Viewing OMA’s Milstein Hall From Above
June 4, 2012
In his essay “Typical Plan”, Rem Koolhaas extends his previous studies of Manhattan’s skyscraper typology from “Delirious, New York”, collecting and displaying the floorplans of various office buildings whose content, according to the architect, was a non-entity. The plans selected by Koolhaas exerted no character or features, but, rather, were intentionally generic and even “therapeutic” when set within the context of architectural history’s preoccupation with the “atypical plan”. The manner in which Koolhaas reproduced the drawings was characteristically polemical, with the architect stripping all of the plan’s secondary systems, leaving only “Dom-ino” like imprints bounded by the buildings’ irregularly-shaped footprints.
Fast forward some years to OMA‘s Milstein Library at Cornell, whose plan cannot be accurately described to be without feature.
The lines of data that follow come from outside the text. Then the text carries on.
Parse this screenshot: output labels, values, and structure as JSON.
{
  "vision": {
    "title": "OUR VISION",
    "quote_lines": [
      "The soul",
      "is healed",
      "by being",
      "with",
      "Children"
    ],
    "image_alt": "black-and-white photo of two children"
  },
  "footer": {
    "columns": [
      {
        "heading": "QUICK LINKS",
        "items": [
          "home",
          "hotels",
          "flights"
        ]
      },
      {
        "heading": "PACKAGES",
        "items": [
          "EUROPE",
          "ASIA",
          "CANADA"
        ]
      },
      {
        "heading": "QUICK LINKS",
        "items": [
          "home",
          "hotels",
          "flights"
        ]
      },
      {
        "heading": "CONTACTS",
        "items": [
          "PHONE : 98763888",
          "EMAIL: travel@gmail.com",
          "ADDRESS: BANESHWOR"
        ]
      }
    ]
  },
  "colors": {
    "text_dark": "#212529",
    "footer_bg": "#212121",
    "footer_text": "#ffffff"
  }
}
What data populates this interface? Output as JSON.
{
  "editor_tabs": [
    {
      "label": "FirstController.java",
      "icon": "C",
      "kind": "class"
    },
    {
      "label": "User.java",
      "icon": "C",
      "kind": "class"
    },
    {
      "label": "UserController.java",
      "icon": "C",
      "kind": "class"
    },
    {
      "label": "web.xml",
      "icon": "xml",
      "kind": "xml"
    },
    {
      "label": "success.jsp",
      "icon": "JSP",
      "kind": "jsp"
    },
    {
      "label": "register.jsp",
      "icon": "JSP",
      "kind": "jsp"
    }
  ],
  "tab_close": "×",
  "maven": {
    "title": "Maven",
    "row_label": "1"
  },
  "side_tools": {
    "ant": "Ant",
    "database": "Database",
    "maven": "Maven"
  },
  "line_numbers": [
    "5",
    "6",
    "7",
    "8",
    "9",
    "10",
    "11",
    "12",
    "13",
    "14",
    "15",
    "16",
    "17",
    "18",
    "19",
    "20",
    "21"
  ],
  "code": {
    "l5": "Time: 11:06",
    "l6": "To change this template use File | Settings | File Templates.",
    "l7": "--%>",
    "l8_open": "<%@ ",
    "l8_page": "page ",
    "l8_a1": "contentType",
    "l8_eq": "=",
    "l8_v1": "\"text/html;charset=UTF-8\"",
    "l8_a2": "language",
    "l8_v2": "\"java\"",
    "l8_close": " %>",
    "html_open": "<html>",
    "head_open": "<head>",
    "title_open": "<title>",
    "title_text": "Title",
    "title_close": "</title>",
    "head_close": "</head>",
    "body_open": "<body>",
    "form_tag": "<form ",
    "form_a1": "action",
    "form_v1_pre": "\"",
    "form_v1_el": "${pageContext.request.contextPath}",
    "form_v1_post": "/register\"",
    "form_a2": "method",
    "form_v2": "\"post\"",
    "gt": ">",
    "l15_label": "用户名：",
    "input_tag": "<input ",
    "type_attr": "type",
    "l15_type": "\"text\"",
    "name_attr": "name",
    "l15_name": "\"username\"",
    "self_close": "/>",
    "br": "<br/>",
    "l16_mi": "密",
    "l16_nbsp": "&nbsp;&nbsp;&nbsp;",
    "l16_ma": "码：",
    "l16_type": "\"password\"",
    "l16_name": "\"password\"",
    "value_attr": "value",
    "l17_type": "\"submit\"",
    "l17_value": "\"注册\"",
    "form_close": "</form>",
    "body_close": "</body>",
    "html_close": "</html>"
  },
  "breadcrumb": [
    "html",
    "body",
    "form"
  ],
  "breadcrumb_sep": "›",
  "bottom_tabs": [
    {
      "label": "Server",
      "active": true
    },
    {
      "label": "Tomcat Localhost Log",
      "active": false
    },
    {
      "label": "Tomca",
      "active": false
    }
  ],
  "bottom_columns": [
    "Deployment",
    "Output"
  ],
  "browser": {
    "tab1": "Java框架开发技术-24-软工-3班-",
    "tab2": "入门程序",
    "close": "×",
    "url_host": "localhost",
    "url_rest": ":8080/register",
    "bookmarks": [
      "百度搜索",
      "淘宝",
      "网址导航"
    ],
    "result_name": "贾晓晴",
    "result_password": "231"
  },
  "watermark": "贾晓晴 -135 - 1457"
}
Yet in Brett Beyer‘s aerial photographs of the building, the design’s more formal qualities are subdued and nearly entirely effaced by the activity that flows through its spaces. Beyer was commissioned to produce an aerial photograph of the 25,000 square-foot studio space, which he accomplished by installing the camera on a boom mounted at 100 different locations. The resultant 250 images were combined in Photoshop, yielding the general outline of the plan, only “filled-in” and set within a white field. Beyer’s Nolli-type configuration is abstract and ordered, but in no way typical, transformed as it is by its messy human occupants. The interactive portrait can be viewed here.